Goal of the exercise | In the listing below, find each line containing "icon" and report it.
::::::
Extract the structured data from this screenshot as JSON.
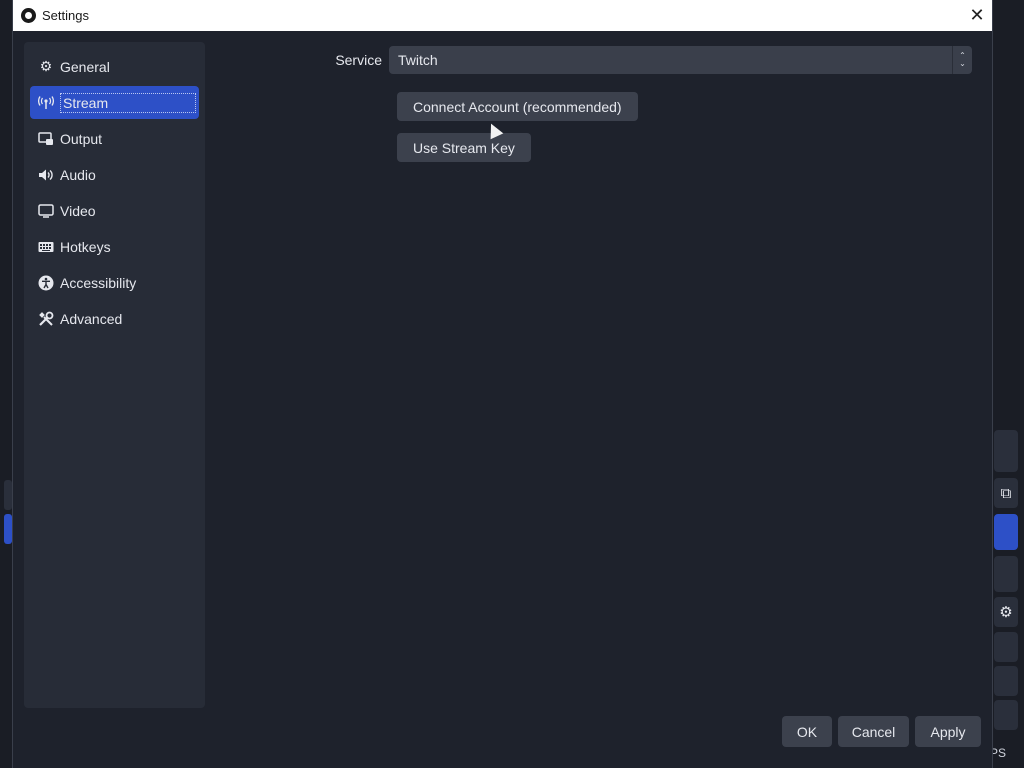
{
  "window": {
    "title": "Settings"
  },
  "sidebar": {
    "items": [
      {
        "label": "General",
        "icon": "gear-icon"
      },
      {
        "label": "Stream",
        "icon": "antenna-icon",
        "active": true
      },
      {
        "label": "Output",
        "icon": "output-icon"
      },
      {
        "label": "Audio",
        "icon": "speaker-icon"
      },
      {
        "label": "Video",
        "icon": "monitor-icon"
      },
      {
        "label": "Hotkeys",
        "icon": "keyboard-icon"
      },
      {
        "label": "Accessibility",
        "icon": "accessibility-icon"
      },
      {
        "label": "Advanced",
        "icon": "tools-icon"
      }
    ]
  },
  "stream": {
    "service_label": "Service",
    "service_value": "Twitch",
    "connect_button": "Connect Account (recommended)",
    "stream_key_button": "Use Stream Key"
  },
  "footer": {
    "ok": "OK",
    "cancel": "Cancel",
    "apply": "Apply"
  },
  "background": {
    "status_text": "PS"
  },
  "colors": {
    "accent": "#2d50c7",
    "dialog_bg": "#1e222c",
    "sidebar_bg": "#272c37",
    "button_bg": "#3c414d"
  }
}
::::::
Answer to the exercise |
        "icon": "gear-icon"
        "icon": "antenna-icon",
        "icon": "output-icon"
        "icon": "speaker-icon"
        "icon": "monitor-icon"
        "icon": "keyboard-icon"
        "icon": "accessibility-icon"
        "icon": "tools-icon"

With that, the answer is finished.